EAST RUTHERFORD, N.J. (AP)--Ryan Fitzpatrick is so close you could tug on the New York Jets quarterback's beard and wish him luck.
Better look out, or you'll be run over by some of those big offensive lineman making their way out to the field.
Well, not in reality, but virtual reality. It's all part of a unique experience--"Jets Virtual Sideline"--the team is working on giving to their fans through some cutting-edge technology.
"Man, it's cool," said fan Phil Dinhofer of Merrick, New York. "It's the wave of the future."
The Jets certainly think that's the case.
Using virtual reality technology from STRIVR Labs, the team conducted a beta test at MetLife Stadium during six home games so far this season. Wearing headphones and Oculus goggles, fans have a choice of six experiences: running out to the field with the team (the most popular); taking part in the coin toss; being on field for the national anthem; standing on the sideline during a touchdown catch by Brandon Marshall; participating in a Flight Crew performance; or being in the crowd for the J-E-T-S chant.

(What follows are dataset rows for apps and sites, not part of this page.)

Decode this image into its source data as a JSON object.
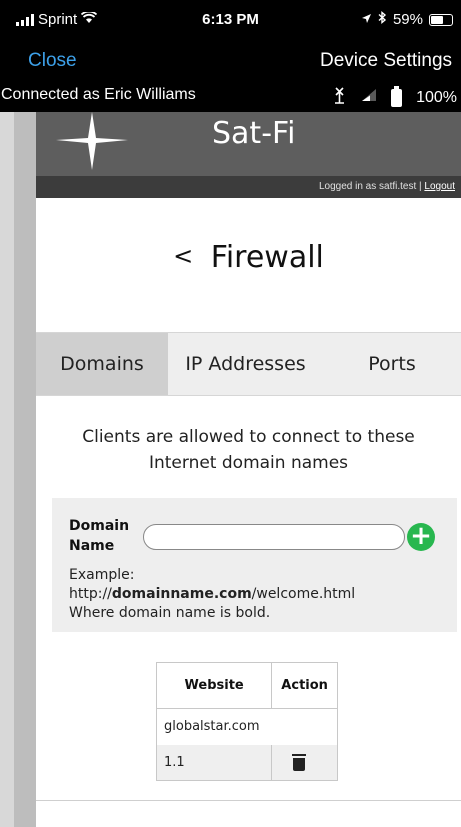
{
  "status_bar": {
    "carrier": "Sprint",
    "time": "6:13 PM",
    "battery": "59%"
  },
  "nav": {
    "close_label": "Close",
    "title": "Device Settings"
  },
  "connection": {
    "text": "Connected as Eric Williams",
    "battery": "100%"
  },
  "banner": {
    "brand": "Sat-Fi",
    "logged_in_text": "Logged in as satfi.test |",
    "logout_label": "Logout"
  },
  "page": {
    "back_glyph": "<",
    "title": "Firewall"
  },
  "tabs": [
    {
      "label": "Domains",
      "active": true
    },
    {
      "label": "IP Addresses",
      "active": false
    },
    {
      "label": "Ports",
      "active": false
    }
  ],
  "description": "Clients are allowed to connect to these Internet domain names",
  "form": {
    "label_line1": "Domain",
    "label_line2": "Name",
    "input_value": "",
    "add_glyph": "+",
    "example_label": "Example:",
    "example_prefix": "http://",
    "example_bold": "domainname.com",
    "example_suffix": "/welcome.html",
    "example_note": "Where domain name is bold."
  },
  "table": {
    "headers": [
      "Website",
      "Action"
    ],
    "rows": [
      [
        "globalstar.com",
        ""
      ],
      [
        "1.1",
        "trash-icon"
      ]
    ]
  },
  "colors": {
    "link": "#3da0e8",
    "add_button": "#28b74f",
    "banner": "#5e5e5e"
  }
}
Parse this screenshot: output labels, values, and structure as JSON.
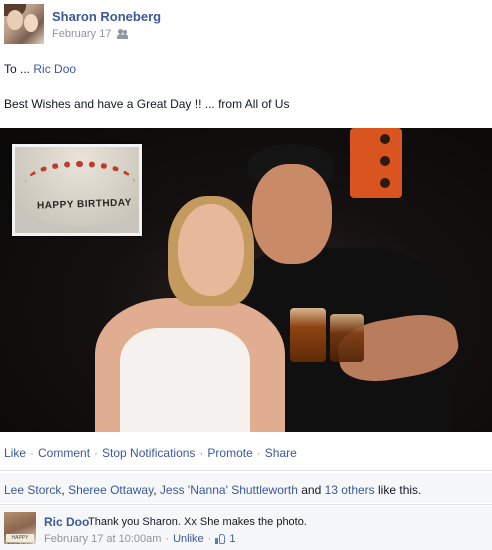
{
  "post": {
    "author": "Sharon Roneberg",
    "date": "February 17",
    "audience_icon": "friends-icon",
    "to_prefix": "To ...",
    "to_name": "Ric Doo",
    "message": "Best Wishes and have a Great Day !! ... from All of Us"
  },
  "photo": {
    "inset_text": "HAPPY BIRTHDAY"
  },
  "actions": {
    "like": "Like",
    "comment": "Comment",
    "stop_notifications": "Stop Notifications",
    "promote": "Promote",
    "share": "Share",
    "separator": "·"
  },
  "likes": {
    "name1": "Lee Storck",
    "name2": "Sheree Ottaway",
    "name3": "Jess 'Nanna' Shuttleworth",
    "and": "and",
    "others": "13 others",
    "suffix": "like this.",
    "comma": ","
  },
  "comment": {
    "author": "Ric Doo",
    "text": "Thank you Sharon. Xx She makes the photo.",
    "date": "February 17 at 10:00am",
    "unlike": "Unlike",
    "like_count": "1",
    "avatar_label": "HAPPY BIRTHDAY"
  },
  "colors": {
    "link": "#3b5998",
    "muted": "#90949c",
    "panel": "#f6f7f8"
  }
}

You get 360-degree views and the sounds are vivid, making you feel as though you're right in the middle of the action. It seems like something straight out of "Star Wars."
"Oh, it's great," a smiling Dinhofer said. "I was ready to join the cheerleaders and do the dance."

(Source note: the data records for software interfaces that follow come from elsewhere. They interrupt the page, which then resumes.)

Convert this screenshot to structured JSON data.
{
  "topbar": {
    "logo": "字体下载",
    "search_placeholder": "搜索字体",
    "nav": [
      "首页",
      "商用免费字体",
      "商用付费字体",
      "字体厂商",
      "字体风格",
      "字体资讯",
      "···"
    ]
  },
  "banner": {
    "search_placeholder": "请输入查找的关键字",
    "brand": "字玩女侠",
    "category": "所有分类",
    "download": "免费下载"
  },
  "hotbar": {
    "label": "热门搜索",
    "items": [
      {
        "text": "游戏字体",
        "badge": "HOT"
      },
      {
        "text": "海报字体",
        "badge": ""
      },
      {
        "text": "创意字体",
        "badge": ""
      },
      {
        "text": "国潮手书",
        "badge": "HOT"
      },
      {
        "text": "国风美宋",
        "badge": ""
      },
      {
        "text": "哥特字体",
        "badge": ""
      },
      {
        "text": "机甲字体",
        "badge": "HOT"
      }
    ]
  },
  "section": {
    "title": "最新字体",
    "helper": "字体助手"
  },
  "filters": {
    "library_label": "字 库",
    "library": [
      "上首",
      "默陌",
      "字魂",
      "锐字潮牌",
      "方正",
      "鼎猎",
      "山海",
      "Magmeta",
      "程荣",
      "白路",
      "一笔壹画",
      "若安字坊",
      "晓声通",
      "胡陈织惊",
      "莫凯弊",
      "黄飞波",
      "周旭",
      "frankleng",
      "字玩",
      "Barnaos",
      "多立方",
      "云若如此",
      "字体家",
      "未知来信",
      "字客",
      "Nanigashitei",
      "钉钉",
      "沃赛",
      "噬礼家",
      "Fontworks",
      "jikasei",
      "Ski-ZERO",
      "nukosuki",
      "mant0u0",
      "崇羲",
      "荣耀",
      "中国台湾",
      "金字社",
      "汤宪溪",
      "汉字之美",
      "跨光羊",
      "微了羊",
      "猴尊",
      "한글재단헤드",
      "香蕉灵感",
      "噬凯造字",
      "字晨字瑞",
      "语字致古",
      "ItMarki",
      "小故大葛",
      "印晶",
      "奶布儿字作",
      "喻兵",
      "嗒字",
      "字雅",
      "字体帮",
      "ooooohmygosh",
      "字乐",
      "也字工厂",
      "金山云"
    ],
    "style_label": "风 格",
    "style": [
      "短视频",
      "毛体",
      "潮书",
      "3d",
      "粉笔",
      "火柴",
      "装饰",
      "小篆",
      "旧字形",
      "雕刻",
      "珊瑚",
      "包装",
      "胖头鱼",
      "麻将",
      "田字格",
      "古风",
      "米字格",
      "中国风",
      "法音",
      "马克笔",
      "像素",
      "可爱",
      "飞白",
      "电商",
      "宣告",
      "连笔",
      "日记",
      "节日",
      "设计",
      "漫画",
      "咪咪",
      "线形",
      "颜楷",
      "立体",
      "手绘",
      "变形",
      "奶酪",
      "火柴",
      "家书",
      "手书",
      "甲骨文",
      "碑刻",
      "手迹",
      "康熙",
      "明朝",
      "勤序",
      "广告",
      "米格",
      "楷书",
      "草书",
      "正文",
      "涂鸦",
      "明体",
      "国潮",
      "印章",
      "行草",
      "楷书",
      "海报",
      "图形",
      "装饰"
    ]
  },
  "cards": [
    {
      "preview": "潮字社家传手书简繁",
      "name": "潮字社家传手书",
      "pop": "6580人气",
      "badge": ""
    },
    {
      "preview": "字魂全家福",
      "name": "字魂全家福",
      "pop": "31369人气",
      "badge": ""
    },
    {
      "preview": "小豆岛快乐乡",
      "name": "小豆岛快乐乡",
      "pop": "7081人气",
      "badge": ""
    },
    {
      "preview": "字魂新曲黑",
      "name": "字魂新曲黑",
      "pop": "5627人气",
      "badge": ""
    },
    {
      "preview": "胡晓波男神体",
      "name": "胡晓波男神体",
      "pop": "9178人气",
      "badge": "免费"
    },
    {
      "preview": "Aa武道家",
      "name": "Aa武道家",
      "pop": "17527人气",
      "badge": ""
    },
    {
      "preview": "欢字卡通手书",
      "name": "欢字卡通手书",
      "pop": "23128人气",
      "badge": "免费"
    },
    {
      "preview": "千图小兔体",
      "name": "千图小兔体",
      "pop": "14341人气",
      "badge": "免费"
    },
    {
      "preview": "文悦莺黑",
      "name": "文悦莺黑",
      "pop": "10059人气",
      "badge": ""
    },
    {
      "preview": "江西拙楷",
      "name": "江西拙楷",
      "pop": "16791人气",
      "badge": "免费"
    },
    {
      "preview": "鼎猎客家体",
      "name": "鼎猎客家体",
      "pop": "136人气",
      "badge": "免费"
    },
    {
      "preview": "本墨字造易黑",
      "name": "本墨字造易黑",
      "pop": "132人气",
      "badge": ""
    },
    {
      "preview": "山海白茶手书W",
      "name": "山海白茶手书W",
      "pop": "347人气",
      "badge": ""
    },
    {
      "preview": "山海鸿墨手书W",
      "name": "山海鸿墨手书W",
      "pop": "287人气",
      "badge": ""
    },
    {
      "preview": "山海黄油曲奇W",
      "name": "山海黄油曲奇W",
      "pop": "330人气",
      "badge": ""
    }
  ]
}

The Jets purchased the STRIVR technology in the spring and began using it during training camp for on-field drills. Several NFL and college teams have done the same, helping quarterbacks, in particular, train and improve performance by providing a complete field of vision from practices.
"The impetus was the football team," Jets President Neil Glat said. "But we always had in the back of our mind when the decision was made to buy it that we think there's a fan opportunity here as well."
The Jets began filming game day footage during preseason home games in August, using high-tech cameras in various spots.
"We kind of worked out the kinks using it for football and figuring out what are the best ways to shoot things and cut things and how fast we could turn it around," said Tim Tubito, the team's video director. "And then, it kind of opened up to where are the areas where we can use it on game day to really give the fans a different type of experience?"
The team ran its first test in MetLife Stadium's Commissioners Club during the home opener--and it was a hit. The Jets have also given sneak peeks to fans at other locations, including the Coaches Club during pregame.
"People's first reaction is just the coolness factor," said Seth Rabinowitz, the team's senior vice president of marketing and fan engagement. "You've never seen this before, so there's a 'wow' factor. We're still getting a lot of different feedback on what people really want. Do they want to do just a minute, just like a little thrill ride? Or, do they want to do a longer form?"
The team is exploring several options on how to most effectively use the technology before it officially rolls it out. The Jets want to completely learn what the technology can do from a fan experience standpoint, what operation issues are involved and what the fans like.
It could end up becoming a 10-minute attraction, something in the offseason for fans clamoring for football, used in various areas of the stadium before games -; or, all of the above.
"I'd say the short-term vision is an enhancement to a segment of fans at the stadium," Glat said. "That's, to me, No. 1. No. 2 is probably something in and around the offseason. And then, we'll see where we go from there. To me, it's how do we make it better when you're coming out to the stadium?"
The technology is constantly evolving and could potentially someday be run on a hand-held device instead of a laptop.
"I think you'll see this a lot in the mainstream consumer marketplace, like video games and other things," Rabinowitz said. "You're going to start to see it very quickly and, by spring, it's going to be all the rage."
And, Jets fans will be able to reach out and--virtually--touch their favorite team.
"This is a walk-before-we-run thing because it's great for a handful of people to check out and get feedback," Glat said. "But if you really want to get hundreds and thousands of people through on game day and we're going to put our name on it, we want it to be really good."